### Aim of the task
Filter the records, keeping every line that has the string "your".

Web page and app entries
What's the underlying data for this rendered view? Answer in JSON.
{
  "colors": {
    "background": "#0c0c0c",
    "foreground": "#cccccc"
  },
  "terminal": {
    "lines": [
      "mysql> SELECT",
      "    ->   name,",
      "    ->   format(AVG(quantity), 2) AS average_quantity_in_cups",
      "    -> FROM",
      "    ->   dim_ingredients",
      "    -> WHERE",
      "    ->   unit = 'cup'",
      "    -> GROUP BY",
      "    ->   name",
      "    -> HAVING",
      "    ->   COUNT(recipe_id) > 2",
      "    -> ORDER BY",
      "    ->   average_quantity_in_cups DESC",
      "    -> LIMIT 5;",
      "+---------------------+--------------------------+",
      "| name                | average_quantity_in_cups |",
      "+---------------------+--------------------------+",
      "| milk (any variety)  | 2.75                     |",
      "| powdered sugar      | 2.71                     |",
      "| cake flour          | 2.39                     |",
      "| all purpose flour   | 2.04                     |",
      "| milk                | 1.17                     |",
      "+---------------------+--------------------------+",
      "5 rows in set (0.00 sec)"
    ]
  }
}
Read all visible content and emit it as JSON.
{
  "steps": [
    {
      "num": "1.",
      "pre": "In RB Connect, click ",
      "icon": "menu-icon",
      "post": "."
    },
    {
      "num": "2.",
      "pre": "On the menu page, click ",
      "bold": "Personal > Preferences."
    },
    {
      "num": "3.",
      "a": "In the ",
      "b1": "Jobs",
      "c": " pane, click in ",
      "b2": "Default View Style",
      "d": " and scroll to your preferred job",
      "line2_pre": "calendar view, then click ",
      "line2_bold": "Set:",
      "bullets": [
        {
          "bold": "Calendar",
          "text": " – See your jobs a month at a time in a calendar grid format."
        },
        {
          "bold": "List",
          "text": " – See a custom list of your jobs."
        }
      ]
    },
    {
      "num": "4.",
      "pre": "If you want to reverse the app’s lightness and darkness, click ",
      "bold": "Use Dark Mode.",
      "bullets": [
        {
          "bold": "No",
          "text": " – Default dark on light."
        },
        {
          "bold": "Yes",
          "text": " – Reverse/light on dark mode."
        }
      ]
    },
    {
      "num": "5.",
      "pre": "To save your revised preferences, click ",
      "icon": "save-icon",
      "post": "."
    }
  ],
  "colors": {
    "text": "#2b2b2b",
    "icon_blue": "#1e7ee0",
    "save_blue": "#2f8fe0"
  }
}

### Reply
      "d": " and scroll to your preferred job",
          "text": " – See your jobs a month at a time in a calendar grid format."
          "text": " – See a custom list of your jobs."
      "pre": "To save your revised preferences, click ",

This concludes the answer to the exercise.